* **Activity**: Every record needs to be restated word for word.

(Data excerpts)
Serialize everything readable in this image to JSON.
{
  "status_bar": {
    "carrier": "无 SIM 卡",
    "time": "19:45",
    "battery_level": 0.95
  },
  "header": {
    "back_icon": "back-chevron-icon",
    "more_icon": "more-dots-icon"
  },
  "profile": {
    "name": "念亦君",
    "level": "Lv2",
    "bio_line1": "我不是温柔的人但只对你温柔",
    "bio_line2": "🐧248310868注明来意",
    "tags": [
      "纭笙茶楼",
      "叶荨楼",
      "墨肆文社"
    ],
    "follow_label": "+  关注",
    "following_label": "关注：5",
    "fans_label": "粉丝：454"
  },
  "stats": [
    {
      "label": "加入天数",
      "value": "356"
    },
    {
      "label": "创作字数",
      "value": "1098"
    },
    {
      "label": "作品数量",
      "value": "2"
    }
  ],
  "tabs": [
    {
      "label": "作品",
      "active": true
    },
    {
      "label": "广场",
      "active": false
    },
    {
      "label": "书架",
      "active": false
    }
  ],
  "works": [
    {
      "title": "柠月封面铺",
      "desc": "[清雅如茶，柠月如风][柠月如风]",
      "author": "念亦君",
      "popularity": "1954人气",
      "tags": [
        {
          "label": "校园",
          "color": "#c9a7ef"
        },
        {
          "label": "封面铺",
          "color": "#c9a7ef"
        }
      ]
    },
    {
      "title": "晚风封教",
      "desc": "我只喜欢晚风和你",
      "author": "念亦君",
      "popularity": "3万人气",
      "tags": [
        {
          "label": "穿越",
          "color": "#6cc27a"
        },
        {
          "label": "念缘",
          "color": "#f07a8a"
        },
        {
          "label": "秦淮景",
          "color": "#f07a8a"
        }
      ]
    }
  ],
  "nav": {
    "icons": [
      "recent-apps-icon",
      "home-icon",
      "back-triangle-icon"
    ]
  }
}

* **Solution below**:
Serialize everything readable in this image to JSON.
{
  "status_bar": {
    "carrier": "无 SIM 卡",
    "time": "19:45",
    "battery_level": 0.95
  },
  "header": {
    "back_icon": "back-chevron-icon",
    "more_icon": "more-dots-icon"
  },
  "profile": {
    "name": "念亦君",
    "level": "Lv2",
    "bio_line1": "我不是温柔的人但只对你温柔",
    "bio_line2": "🐧248310868注明来意",
    "tags": [
      "纭笙茶楼",
      "叶荨楼",
      "墨肆文社"
    ],
    "follow_label": "+  关注",
    "following_label": "关注：5",
    "fans_label": "粉丝：454"
  },
  "stats": [
    {
      "label": "加入天数",
      "value": "356"
    },
    {
      "label": "创作字数",
      "value": "1098"
    },
    {
      "label": "作品数量",
      "value": "2"
    }
  ],
  "tabs": [
    {
      "label": "作品",
      "active": true
    },
    {
      "label": "广场",
      "active": false
    },
    {
      "label": "书架",
      "active": false
    }
  ],
  "works": [
    {
      "title": "柠月封面铺",
      "desc": "[清雅如茶，柠月如风][柠月如风]",
      "author": "念亦君",
      "popularity": "1954人气",
      "tags": [
        {
          "label": "校园",
          "color": "#c9a7ef"
        },
        {
          "label": "封面铺",
          "color": "#c9a7ef"
        }
      ]
    },
    {
      "title": "晚风封教",
      "desc": "我只喜欢晚风和你",
      "author": "念亦君",
      "popularity": "3万人气",
      "tags": [
        {
          "label": "穿越",
          "color": "#6cc27a"
        },
        {
          "label": "念缘",
          "color": "#f07a8a"
        },
        {
          "label": "秦淮景",
          "color": "#f07a8a"
        }
      ]
    }
  ],
  "nav": {
    "icons": [
      "recent-apps-icon",
      "home-icon",
      "back-triangle-icon"
    ]
  }
}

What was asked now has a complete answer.